> **Source data**
=== Section Start ===

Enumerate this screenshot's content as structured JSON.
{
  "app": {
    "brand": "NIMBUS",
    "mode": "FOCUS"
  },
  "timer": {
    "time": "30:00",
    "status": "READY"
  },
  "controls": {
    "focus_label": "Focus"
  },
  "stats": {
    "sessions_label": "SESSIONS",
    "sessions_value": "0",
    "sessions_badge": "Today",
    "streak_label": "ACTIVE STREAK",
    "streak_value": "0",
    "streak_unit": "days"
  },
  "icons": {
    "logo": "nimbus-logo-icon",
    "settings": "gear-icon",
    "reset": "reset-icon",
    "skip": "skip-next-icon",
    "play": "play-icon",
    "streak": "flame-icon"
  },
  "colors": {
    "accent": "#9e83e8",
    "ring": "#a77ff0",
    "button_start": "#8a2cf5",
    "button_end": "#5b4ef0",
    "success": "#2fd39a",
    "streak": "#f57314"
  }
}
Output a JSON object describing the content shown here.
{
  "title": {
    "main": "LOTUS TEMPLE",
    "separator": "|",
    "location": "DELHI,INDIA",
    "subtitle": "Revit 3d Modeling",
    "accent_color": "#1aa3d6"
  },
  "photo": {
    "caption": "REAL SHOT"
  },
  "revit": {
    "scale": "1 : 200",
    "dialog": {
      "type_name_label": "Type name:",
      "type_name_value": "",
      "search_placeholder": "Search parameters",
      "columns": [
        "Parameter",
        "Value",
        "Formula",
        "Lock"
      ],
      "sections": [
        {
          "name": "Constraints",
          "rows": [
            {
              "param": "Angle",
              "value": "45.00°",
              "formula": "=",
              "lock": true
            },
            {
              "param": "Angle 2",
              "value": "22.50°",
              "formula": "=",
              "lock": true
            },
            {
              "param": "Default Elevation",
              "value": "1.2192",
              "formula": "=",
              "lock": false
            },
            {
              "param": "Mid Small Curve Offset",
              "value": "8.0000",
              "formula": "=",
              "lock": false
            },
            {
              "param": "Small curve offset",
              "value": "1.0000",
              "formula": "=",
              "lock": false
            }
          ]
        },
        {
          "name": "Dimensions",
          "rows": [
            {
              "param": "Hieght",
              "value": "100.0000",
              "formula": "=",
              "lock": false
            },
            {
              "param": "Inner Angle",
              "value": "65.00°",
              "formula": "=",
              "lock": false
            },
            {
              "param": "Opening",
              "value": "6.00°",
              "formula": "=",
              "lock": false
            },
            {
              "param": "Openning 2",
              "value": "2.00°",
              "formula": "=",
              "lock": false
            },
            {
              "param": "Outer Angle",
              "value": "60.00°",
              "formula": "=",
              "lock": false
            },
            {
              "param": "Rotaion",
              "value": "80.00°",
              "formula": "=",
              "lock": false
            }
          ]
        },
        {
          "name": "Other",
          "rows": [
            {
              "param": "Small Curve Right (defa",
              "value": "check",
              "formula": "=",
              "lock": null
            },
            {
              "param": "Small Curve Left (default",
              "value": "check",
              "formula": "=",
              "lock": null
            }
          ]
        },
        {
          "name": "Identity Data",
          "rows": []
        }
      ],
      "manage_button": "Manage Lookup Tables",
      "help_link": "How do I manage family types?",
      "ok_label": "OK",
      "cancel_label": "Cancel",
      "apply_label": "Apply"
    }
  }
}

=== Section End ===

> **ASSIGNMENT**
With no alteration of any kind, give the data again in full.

> **TASK OUTPUT**
Enumerate this screenshot's content as structured JSON.
{
  "app": {
    "brand": "NIMBUS",
    "mode": "FOCUS"
  },
  "timer": {
    "time": "30:00",
    "status": "READY"
  },
  "controls": {
    "focus_label": "Focus"
  },
  "stats": {
    "sessions_label": "SESSIONS",
    "sessions_value": "0",
    "sessions_badge": "Today",
    "streak_label": "ACTIVE STREAK",
    "streak_value": "0",
    "streak_unit": "days"
  },
  "icons": {
    "logo": "nimbus-logo-icon",
    "settings": "gear-icon",
    "reset": "reset-icon",
    "skip": "skip-next-icon",
    "play": "play-icon",
    "streak": "flame-icon"
  },
  "colors": {
    "accent": "#9e83e8",
    "ring": "#a77ff0",
    "button_start": "#8a2cf5",
    "button_end": "#5b4ef0",
    "success": "#2fd39a",
    "streak": "#f57314"
  }
}
Output a JSON object describing the content shown here.
{
  "title": {
    "main": "LOTUS TEMPLE",
    "separator": "|",
    "location": "DELHI,INDIA",
    "subtitle": "Revit 3d Modeling",
    "accent_color": "#1aa3d6"
  },
  "photo": {
    "caption": "REAL SHOT"
  },
  "revit": {
    "scale": "1 : 200",
    "dialog": {
      "type_name_label": "Type name:",
      "type_name_value": "",
      "search_placeholder": "Search parameters",
      "columns": [
        "Parameter",
        "Value",
        "Formula",
        "Lock"
      ],
      "sections": [
        {
          "name": "Constraints",
          "rows": [
            {
              "param": "Angle",
              "value": "45.00°",
              "formula": "=",
              "lock": true
            },
            {
              "param": "Angle 2",
              "value": "22.50°",
              "formula": "=",
              "lock": true
            },
            {
              "param": "Default Elevation",
              "value": "1.2192",
              "formula": "=",
              "lock": false
            },
            {
              "param": "Mid Small Curve Offset",
              "value": "8.0000",
              "formula": "=",
              "lock": false
            },
            {
              "param": "Small curve offset",
              "value": "1.0000",
              "formula": "=",
              "lock": false
            }
          ]
        },
        {
          "name": "Dimensions",
          "rows": [
            {
              "param": "Hieght",
              "value": "100.0000",
              "formula": "=",
              "lock": false
            },
            {
              "param": "Inner Angle",
              "value": "65.00°",
              "formula": "=",
              "lock": false
            },
            {
              "param": "Opening",
              "value": "6.00°",
              "formula": "=",
              "lock": false
            },
            {
              "param": "Openning 2",
              "value": "2.00°",
              "formula": "=",
              "lock": false
            },
            {
              "param": "Outer Angle",
              "value": "60.00°",
              "formula": "=",
              "lock": false
            },
            {
              "param": "Rotaion",
              "value": "80.00°",
              "formula": "=",
              "lock": false
            }
          ]
        },
        {
          "name": "Other",
          "rows": [
            {
              "param": "Small Curve Right (defa",
              "value": "check",
              "formula": "=",
              "lock": null
            },
            {
              "param": "Small Curve Left (default",
              "value": "check",
              "formula": "=",
              "lock": null
            }
          ]
        },
        {
          "name": "Identity Data",
          "rows": []
        }
      ],
      "manage_button": "Manage Lookup Tables",
      "help_link": "How do I manage family types?",
      "ok_label": "OK",
      "cancel_label": "Cancel",
      "apply_label": "Apply"
    }
  }
}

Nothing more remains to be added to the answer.